GIVEN DATA START

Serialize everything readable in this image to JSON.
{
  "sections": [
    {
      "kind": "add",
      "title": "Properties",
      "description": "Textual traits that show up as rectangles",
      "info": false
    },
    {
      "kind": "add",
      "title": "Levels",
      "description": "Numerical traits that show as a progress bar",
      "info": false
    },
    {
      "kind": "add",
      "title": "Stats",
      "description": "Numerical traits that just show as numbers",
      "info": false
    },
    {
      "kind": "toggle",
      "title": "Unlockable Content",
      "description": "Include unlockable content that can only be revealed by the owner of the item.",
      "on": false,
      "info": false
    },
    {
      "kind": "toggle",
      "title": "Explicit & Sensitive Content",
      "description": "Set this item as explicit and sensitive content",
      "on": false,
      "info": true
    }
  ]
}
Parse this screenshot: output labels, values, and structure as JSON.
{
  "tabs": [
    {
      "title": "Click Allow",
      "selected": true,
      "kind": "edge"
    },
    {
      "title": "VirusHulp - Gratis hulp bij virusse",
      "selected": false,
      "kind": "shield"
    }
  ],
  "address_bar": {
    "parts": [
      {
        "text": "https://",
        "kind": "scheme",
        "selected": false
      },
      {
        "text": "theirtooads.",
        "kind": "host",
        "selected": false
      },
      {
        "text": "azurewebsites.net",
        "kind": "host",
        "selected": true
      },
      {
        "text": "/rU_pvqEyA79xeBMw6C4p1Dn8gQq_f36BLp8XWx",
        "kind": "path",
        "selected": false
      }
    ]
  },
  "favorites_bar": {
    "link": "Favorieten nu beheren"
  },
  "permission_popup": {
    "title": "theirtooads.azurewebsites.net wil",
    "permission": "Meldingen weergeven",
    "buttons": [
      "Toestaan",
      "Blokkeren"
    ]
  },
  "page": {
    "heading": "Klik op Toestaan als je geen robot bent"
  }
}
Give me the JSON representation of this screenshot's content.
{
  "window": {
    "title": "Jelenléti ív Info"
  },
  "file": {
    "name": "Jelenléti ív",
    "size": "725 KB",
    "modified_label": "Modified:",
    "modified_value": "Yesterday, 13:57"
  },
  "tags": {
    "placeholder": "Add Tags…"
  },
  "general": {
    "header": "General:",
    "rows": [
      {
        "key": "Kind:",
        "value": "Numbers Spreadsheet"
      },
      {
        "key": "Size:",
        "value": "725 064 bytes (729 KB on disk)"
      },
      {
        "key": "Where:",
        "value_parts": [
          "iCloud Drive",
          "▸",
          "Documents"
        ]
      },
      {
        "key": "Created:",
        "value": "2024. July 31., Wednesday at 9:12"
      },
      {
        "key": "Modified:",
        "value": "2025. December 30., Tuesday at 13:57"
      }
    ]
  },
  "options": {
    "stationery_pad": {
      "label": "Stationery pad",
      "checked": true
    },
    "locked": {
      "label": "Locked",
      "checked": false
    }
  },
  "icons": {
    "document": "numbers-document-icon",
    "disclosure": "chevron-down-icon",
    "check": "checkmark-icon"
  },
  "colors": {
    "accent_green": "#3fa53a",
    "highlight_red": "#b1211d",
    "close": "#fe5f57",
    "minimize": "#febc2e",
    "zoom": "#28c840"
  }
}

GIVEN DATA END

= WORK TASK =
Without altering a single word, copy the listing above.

= FINISHED EXERCISE =
Serialize everything readable in this image to JSON.
{
  "sections": [
    {
      "kind": "add",
      "title": "Properties",
      "description": "Textual traits that show up as rectangles",
      "info": false
    },
    {
      "kind": "add",
      "title": "Levels",
      "description": "Numerical traits that show as a progress bar",
      "info": false
    },
    {
      "kind": "add",
      "title": "Stats",
      "description": "Numerical traits that just show as numbers",
      "info": false
    },
    {
      "kind": "toggle",
      "title": "Unlockable Content",
      "description": "Include unlockable content that can only be revealed by the owner of the item.",
      "on": false,
      "info": false
    },
    {
      "kind": "toggle",
      "title": "Explicit & Sensitive Content",
      "description": "Set this item as explicit and sensitive content",
      "on": false,
      "info": true
    }
  ]
}
Parse this screenshot: output labels, values, and structure as JSON.
{
  "tabs": [
    {
      "title": "Click Allow",
      "selected": true,
      "kind": "edge"
    },
    {
      "title": "VirusHulp - Gratis hulp bij virusse",
      "selected": false,
      "kind": "shield"
    }
  ],
  "address_bar": {
    "parts": [
      {
        "text": "https://",
        "kind": "scheme",
        "selected": false
      },
      {
        "text": "theirtooads.",
        "kind": "host",
        "selected": false
      },
      {
        "text": "azurewebsites.net",
        "kind": "host",
        "selected": true
      },
      {
        "text": "/rU_pvqEyA79xeBMw6C4p1Dn8gQq_f36BLp8XWx",
        "kind": "path",
        "selected": false
      }
    ]
  },
  "favorites_bar": {
    "link": "Favorieten nu beheren"
  },
  "permission_popup": {
    "title": "theirtooads.azurewebsites.net wil",
    "permission": "Meldingen weergeven",
    "buttons": [
      "Toestaan",
      "Blokkeren"
    ]
  },
  "page": {
    "heading": "Klik op Toestaan als je geen robot bent"
  }
}
Give me the JSON representation of this screenshot's content.
{
  "window": {
    "title": "Jelenléti ív Info"
  },
  "file": {
    "name": "Jelenléti ív",
    "size": "725 KB",
    "modified_label": "Modified:",
    "modified_value": "Yesterday, 13:57"
  },
  "tags": {
    "placeholder": "Add Tags…"
  },
  "general": {
    "header": "General:",
    "rows": [
      {
        "key": "Kind:",
        "value": "Numbers Spreadsheet"
      },
      {
        "key": "Size:",
        "value": "725 064 bytes (729 KB on disk)"
      },
      {
        "key": "Where:",
        "value_parts": [
          "iCloud Drive",
          "▸",
          "Documents"
        ]
      },
      {
        "key": "Created:",
        "value": "2024. July 31., Wednesday at 9:12"
      },
      {
        "key": "Modified:",
        "value": "2025. December 30., Tuesday at 13:57"
      }
    ]
  },
  "options": {
    "stationery_pad": {
      "label": "Stationery pad",
      "checked": true
    },
    "locked": {
      "label": "Locked",
      "checked": false
    }
  },
  "icons": {
    "document": "numbers-document-icon",
    "disclosure": "chevron-down-icon",
    "check": "checkmark-icon"
  },
  "colors": {
    "accent_green": "#3fa53a",
    "highlight_red": "#b1211d",
    "close": "#fe5f57",
    "minimize": "#febc2e",
    "zoom": "#28c840"
  }
}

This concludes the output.